### DATA FOR ANALYSIS
⁂

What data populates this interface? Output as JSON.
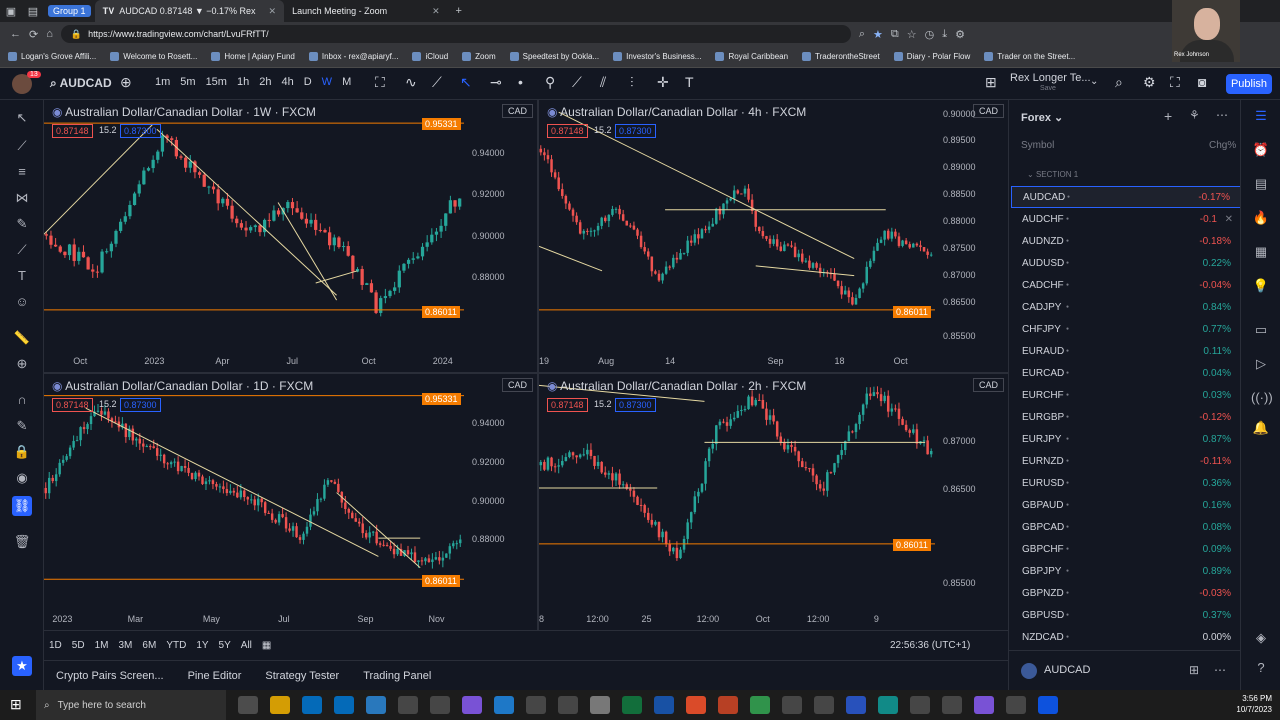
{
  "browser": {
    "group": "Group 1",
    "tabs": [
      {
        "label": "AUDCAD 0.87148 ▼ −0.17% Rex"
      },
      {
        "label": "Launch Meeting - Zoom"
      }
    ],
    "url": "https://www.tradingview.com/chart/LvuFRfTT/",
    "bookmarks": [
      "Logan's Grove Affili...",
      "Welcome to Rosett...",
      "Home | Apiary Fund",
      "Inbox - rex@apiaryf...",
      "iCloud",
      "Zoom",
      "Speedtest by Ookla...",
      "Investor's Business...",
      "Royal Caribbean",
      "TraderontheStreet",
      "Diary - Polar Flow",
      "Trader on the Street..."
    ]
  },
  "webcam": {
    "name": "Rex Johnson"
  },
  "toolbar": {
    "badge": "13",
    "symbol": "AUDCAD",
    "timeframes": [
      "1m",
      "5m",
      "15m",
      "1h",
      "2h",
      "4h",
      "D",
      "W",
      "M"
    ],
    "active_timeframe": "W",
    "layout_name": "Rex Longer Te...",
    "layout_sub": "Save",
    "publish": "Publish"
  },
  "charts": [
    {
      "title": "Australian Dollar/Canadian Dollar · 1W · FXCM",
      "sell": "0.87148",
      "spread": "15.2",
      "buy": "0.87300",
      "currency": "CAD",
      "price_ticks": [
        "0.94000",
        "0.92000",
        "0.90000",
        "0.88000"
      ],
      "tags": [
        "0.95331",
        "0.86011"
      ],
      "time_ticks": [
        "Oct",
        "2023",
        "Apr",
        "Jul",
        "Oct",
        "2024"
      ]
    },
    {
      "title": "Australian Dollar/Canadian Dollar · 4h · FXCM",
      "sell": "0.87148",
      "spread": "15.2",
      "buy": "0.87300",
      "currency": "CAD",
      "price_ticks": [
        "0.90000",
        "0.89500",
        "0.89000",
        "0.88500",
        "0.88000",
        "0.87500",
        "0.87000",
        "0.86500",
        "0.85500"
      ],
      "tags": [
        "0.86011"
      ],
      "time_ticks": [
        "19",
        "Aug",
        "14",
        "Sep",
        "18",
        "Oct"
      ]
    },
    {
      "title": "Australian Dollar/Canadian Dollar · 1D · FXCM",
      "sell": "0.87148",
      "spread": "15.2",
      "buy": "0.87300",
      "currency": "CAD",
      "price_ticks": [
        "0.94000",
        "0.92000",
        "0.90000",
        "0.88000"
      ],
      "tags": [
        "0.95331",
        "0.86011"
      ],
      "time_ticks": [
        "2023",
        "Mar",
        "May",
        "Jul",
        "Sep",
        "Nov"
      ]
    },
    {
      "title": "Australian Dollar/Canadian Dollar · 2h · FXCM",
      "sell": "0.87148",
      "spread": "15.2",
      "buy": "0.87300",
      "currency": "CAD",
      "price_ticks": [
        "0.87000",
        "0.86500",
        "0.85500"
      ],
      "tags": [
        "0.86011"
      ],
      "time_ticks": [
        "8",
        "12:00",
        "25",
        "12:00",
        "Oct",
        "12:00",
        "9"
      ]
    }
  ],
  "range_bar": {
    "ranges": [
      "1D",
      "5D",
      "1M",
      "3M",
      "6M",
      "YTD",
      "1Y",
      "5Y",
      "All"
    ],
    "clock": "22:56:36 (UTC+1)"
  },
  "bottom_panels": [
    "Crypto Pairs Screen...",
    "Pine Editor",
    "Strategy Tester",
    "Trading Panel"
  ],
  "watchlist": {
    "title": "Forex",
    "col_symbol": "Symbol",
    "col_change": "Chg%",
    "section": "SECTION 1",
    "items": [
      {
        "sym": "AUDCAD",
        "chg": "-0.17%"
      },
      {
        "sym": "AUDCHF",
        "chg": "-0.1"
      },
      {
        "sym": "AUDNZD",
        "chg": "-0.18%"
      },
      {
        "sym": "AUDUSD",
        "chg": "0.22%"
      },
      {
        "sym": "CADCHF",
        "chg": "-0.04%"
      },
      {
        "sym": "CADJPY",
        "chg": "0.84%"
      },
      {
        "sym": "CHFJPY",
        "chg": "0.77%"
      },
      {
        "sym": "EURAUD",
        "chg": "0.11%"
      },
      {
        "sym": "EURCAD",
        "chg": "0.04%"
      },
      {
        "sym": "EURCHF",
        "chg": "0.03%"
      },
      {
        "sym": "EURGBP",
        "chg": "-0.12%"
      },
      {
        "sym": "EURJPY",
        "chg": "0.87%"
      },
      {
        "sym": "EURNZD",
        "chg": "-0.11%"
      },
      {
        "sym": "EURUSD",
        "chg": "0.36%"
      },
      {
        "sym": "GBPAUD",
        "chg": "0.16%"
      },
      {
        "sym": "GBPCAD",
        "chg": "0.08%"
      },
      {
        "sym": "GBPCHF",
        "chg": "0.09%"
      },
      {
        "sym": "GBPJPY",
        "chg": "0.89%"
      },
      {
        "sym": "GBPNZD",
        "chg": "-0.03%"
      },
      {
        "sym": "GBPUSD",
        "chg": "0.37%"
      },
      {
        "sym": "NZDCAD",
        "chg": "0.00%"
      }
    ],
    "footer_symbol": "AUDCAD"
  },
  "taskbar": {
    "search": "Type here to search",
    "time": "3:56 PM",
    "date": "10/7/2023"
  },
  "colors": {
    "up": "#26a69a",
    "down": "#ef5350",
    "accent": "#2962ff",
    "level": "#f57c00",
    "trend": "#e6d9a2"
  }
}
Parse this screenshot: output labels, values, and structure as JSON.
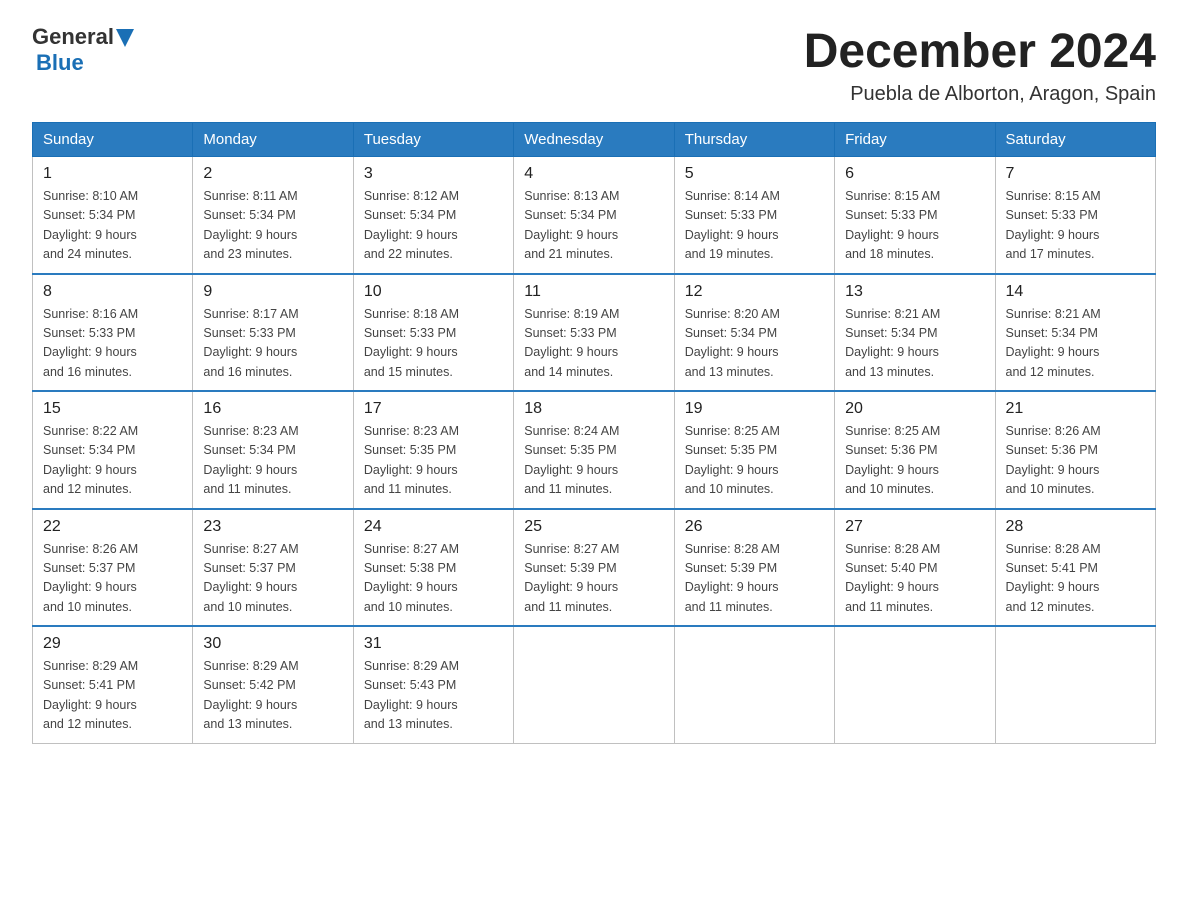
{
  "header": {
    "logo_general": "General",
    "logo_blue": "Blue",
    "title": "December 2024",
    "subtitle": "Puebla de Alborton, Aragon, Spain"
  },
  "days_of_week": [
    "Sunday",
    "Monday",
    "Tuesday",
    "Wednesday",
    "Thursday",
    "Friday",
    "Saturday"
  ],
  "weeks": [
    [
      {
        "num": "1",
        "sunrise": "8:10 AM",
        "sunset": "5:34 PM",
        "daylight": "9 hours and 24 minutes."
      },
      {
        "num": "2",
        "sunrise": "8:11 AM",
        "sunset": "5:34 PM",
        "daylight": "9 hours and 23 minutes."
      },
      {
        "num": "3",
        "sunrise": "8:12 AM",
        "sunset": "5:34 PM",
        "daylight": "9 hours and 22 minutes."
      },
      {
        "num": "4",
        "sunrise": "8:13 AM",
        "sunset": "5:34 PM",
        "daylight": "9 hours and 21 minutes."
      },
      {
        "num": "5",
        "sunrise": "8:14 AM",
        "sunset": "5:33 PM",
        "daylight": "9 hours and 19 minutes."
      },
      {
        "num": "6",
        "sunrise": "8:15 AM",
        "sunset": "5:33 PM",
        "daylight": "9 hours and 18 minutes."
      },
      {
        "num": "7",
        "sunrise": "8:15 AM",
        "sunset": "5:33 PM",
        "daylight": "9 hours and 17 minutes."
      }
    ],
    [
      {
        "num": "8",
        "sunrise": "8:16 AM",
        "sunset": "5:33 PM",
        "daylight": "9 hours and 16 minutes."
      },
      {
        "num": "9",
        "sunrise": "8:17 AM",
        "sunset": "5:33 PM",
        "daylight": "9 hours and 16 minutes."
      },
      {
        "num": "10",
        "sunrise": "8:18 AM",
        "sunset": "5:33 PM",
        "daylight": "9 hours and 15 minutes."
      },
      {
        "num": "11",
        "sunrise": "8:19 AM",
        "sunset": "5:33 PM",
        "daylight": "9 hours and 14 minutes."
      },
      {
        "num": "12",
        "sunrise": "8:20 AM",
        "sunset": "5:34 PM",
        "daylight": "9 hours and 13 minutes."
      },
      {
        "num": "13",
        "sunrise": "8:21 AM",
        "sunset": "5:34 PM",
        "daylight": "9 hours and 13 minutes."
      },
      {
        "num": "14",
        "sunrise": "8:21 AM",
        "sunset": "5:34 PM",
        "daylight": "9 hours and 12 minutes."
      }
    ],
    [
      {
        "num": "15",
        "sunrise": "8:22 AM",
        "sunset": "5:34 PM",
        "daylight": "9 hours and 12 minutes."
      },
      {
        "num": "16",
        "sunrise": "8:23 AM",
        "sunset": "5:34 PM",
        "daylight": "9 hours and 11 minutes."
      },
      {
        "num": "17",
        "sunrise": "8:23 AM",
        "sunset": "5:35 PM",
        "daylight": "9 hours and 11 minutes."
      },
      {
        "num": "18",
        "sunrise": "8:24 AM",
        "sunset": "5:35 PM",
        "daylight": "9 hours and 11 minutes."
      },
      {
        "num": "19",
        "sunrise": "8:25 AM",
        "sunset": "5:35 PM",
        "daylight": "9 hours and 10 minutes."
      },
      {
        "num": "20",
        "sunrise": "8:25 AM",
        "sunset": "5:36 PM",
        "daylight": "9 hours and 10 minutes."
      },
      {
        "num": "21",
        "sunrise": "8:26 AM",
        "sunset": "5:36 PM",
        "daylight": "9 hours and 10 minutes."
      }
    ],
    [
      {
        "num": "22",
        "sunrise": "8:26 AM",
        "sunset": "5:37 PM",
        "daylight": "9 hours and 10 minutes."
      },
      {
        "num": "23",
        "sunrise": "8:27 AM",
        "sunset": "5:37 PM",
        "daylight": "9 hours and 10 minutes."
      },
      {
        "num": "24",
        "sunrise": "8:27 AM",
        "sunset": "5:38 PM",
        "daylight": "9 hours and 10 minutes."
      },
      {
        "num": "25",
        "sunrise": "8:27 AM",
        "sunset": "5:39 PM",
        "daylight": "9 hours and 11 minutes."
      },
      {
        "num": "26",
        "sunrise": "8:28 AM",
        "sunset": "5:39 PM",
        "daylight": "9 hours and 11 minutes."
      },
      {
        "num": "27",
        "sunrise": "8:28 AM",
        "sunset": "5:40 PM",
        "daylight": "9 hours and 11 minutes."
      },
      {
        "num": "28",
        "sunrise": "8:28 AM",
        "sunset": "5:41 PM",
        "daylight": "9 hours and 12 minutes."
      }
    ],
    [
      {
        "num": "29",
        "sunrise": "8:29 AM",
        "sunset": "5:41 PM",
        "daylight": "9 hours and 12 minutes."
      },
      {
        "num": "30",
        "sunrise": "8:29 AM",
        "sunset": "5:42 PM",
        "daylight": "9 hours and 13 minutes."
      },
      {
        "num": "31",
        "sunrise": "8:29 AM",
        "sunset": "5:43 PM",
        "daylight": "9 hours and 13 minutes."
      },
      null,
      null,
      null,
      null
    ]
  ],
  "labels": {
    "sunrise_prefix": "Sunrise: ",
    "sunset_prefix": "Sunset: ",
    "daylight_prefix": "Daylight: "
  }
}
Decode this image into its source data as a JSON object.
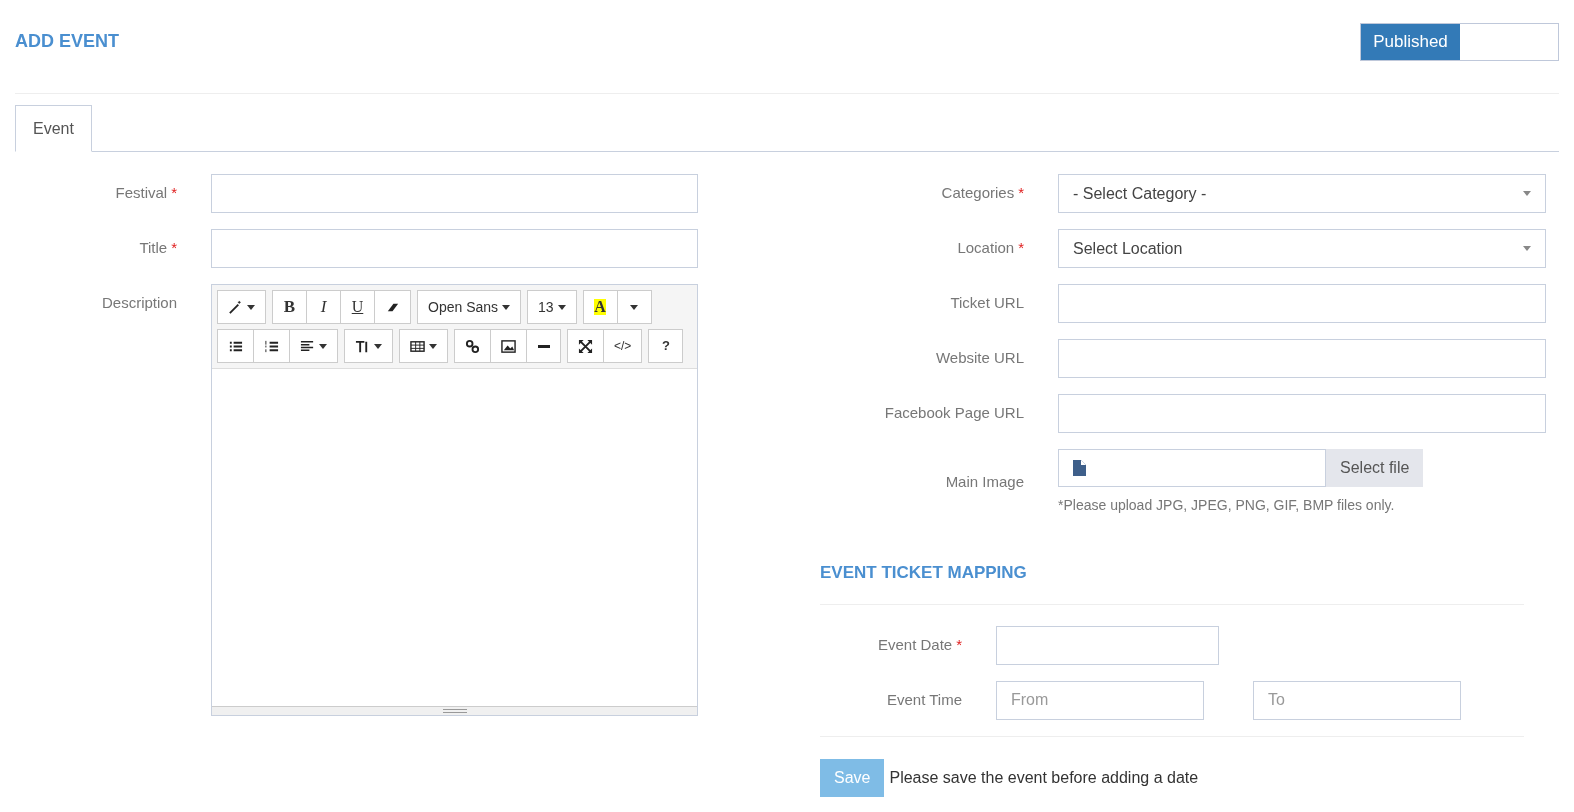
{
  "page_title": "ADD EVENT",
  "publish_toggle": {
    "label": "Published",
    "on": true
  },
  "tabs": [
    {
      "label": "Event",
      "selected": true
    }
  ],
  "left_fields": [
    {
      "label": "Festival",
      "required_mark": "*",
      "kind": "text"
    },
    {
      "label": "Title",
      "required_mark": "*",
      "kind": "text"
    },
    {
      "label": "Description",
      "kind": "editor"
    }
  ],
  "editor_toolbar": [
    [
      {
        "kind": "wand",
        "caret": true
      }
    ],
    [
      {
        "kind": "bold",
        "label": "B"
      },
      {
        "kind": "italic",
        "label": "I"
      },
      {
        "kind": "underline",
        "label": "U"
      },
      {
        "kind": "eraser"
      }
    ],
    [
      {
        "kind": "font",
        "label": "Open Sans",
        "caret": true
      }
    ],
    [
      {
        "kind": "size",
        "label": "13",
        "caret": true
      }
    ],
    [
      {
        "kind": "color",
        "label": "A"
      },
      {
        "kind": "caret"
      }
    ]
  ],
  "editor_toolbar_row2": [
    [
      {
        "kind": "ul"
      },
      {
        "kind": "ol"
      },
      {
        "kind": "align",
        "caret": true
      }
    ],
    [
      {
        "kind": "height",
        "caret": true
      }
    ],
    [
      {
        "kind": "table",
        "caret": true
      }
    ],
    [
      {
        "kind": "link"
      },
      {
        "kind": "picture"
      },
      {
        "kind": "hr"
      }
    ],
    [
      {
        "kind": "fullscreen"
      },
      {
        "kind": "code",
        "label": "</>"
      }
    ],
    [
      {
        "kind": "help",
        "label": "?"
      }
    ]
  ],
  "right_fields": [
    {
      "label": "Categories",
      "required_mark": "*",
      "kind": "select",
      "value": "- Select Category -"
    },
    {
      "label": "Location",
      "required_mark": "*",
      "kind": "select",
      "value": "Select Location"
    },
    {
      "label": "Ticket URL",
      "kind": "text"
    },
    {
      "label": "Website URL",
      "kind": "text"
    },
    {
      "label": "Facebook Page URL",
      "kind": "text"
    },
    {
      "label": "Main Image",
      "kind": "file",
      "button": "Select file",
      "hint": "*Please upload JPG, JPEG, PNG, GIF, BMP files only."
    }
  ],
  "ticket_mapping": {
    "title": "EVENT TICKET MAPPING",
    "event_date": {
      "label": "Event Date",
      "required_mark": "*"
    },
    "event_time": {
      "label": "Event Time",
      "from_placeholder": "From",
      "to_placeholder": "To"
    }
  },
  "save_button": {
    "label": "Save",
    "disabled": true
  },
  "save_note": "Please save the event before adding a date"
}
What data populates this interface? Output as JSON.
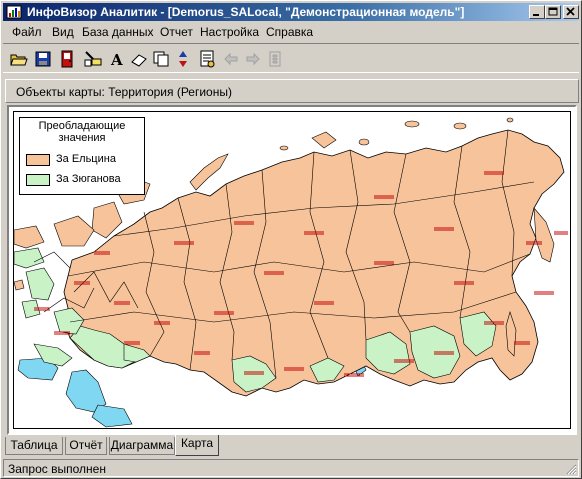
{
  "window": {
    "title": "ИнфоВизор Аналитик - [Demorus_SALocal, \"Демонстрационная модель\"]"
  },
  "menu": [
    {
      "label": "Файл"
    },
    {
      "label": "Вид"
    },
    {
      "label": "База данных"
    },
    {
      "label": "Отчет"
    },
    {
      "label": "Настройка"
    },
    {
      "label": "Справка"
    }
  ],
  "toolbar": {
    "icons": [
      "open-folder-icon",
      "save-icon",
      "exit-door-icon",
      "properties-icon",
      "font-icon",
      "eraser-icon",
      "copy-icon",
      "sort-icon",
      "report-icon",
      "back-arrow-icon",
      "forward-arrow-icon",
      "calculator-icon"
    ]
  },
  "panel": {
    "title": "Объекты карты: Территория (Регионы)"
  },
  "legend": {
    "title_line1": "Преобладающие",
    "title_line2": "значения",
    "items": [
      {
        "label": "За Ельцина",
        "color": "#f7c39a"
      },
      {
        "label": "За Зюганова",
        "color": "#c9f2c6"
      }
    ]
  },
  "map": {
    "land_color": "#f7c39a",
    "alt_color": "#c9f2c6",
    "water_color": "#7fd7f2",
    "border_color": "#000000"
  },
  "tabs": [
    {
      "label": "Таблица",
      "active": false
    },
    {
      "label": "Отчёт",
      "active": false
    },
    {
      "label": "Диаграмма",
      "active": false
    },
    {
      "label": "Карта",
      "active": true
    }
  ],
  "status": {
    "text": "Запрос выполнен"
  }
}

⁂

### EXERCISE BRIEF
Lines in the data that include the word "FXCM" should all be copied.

### SOLUTION FOR THIS EXERCISE
      "title": "Australian Dollar/Canadian Dollar · 1W · FXCM",
      "title": "Australian Dollar/Canadian Dollar · 4h · FXCM",
      "title": "Australian Dollar/Canadian Dollar · 1D · FXCM",
      "title": "Australian Dollar/Canadian Dollar · 2h · FXCM",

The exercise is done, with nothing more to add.